→ **Prompt**
Whenever the string "Enumerate" appears in a line below, please copy the line out.

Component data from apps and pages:
++++
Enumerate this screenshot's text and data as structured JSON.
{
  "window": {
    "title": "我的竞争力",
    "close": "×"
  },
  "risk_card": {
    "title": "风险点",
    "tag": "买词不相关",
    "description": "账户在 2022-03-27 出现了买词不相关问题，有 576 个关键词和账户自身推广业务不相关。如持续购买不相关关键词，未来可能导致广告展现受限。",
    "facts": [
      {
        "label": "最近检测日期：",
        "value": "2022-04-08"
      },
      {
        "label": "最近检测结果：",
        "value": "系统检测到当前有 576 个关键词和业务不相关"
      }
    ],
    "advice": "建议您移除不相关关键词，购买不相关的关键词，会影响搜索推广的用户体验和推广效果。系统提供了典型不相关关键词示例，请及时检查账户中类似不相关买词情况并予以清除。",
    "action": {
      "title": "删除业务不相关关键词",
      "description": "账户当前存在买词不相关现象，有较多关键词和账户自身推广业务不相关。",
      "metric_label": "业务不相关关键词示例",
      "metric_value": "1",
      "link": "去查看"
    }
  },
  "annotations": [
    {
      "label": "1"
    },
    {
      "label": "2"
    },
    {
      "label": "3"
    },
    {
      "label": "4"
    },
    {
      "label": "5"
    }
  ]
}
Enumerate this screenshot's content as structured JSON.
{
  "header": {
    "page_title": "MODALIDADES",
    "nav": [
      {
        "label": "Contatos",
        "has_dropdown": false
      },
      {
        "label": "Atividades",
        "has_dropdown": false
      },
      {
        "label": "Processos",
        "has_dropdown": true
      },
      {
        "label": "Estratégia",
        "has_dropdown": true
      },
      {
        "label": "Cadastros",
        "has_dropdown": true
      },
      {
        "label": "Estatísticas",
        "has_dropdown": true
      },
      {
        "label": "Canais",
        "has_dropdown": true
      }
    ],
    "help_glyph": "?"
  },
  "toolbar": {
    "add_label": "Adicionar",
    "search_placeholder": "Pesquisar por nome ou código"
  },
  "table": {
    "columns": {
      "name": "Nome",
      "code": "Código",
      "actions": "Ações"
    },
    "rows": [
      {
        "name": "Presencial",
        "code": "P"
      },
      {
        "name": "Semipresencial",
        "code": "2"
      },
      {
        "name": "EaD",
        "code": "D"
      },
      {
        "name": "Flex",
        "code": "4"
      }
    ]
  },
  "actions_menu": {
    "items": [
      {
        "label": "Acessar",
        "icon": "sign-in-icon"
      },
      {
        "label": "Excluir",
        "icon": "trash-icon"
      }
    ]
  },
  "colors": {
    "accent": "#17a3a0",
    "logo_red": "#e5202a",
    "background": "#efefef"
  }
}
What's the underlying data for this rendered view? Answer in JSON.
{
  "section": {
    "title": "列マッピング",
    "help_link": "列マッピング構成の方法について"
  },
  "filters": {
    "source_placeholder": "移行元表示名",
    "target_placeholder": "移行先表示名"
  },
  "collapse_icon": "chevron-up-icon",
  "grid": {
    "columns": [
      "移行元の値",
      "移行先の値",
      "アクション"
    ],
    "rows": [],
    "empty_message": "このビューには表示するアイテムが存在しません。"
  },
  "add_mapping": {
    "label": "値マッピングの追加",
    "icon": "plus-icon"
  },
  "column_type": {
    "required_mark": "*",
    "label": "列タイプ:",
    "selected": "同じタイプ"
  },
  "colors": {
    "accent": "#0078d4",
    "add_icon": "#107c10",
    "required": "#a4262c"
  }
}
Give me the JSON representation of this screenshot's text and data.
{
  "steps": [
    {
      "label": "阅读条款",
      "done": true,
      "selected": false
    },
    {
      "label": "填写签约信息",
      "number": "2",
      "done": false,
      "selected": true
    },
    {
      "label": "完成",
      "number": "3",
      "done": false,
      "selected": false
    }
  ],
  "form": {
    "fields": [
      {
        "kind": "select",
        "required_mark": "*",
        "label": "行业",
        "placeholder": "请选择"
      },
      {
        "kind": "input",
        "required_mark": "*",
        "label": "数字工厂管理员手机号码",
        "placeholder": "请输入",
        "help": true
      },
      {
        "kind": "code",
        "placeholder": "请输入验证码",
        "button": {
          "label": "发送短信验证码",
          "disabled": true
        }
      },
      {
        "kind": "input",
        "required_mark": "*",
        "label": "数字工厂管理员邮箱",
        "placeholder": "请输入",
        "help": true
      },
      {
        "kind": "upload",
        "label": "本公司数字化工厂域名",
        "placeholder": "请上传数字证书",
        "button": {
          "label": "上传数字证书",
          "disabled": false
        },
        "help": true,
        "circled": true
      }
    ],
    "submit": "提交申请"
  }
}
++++
→ **Response below**
Enumerate this screenshot's text and data as structured JSON.
Enumerate this screenshot's content as structured JSON.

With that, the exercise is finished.